━━━━━ Data to examine ━━━━━

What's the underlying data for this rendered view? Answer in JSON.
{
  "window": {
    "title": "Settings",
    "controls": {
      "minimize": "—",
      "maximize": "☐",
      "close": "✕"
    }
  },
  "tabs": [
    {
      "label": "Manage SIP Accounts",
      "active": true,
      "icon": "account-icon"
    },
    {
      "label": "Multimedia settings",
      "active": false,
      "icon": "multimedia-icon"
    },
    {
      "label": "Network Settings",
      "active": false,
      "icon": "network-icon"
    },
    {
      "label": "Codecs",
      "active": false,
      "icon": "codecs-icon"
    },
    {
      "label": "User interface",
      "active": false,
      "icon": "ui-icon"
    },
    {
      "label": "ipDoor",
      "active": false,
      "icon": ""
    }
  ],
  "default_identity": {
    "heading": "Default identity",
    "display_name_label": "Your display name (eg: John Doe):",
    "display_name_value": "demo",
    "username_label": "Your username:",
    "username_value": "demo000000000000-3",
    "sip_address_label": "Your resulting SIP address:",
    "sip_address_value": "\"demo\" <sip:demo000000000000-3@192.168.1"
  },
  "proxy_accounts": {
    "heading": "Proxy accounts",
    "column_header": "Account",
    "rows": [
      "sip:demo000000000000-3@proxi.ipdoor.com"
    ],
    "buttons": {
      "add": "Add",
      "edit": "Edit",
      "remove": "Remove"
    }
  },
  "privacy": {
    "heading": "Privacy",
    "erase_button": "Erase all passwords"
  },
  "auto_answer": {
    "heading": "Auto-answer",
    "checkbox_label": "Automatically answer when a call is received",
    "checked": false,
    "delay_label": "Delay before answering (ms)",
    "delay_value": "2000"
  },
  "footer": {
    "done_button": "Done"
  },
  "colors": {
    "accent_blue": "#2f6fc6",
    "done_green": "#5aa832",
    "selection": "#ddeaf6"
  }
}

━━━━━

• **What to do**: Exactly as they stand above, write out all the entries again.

• **Exercise output**:
What's the underlying data for this rendered view? Answer in JSON.
{
  "window": {
    "title": "Settings",
    "controls": {
      "minimize": "—",
      "maximize": "☐",
      "close": "✕"
    }
  },
  "tabs": [
    {
      "label": "Manage SIP Accounts",
      "active": true,
      "icon": "account-icon"
    },
    {
      "label": "Multimedia settings",
      "active": false,
      "icon": "multimedia-icon"
    },
    {
      "label": "Network Settings",
      "active": false,
      "icon": "network-icon"
    },
    {
      "label": "Codecs",
      "active": false,
      "icon": "codecs-icon"
    },
    {
      "label": "User interface",
      "active": false,
      "icon": "ui-icon"
    },
    {
      "label": "ipDoor",
      "active": false,
      "icon": ""
    }
  ],
  "default_identity": {
    "heading": "Default identity",
    "display_name_label": "Your display name (eg: John Doe):",
    "display_name_value": "demo",
    "username_label": "Your username:",
    "username_value": "demo000000000000-3",
    "sip_address_label": "Your resulting SIP address:",
    "sip_address_value": "\"demo\" <sip:demo000000000000-3@192.168.1"
  },
  "proxy_accounts": {
    "heading": "Proxy accounts",
    "column_header": "Account",
    "rows": [
      "sip:demo000000000000-3@proxi.ipdoor.com"
    ],
    "buttons": {
      "add": "Add",
      "edit": "Edit",
      "remove": "Remove"
    }
  },
  "privacy": {
    "heading": "Privacy",
    "erase_button": "Erase all passwords"
  },
  "auto_answer": {
    "heading": "Auto-answer",
    "checkbox_label": "Automatically answer when a call is received",
    "checked": false,
    "delay_label": "Delay before answering (ms)",
    "delay_value": "2000"
  },
  "footer": {
    "done_button": "Done"
  },
  "colors": {
    "accent_blue": "#2f6fc6",
    "done_green": "#5aa832",
    "selection": "#ddeaf6"
  }
}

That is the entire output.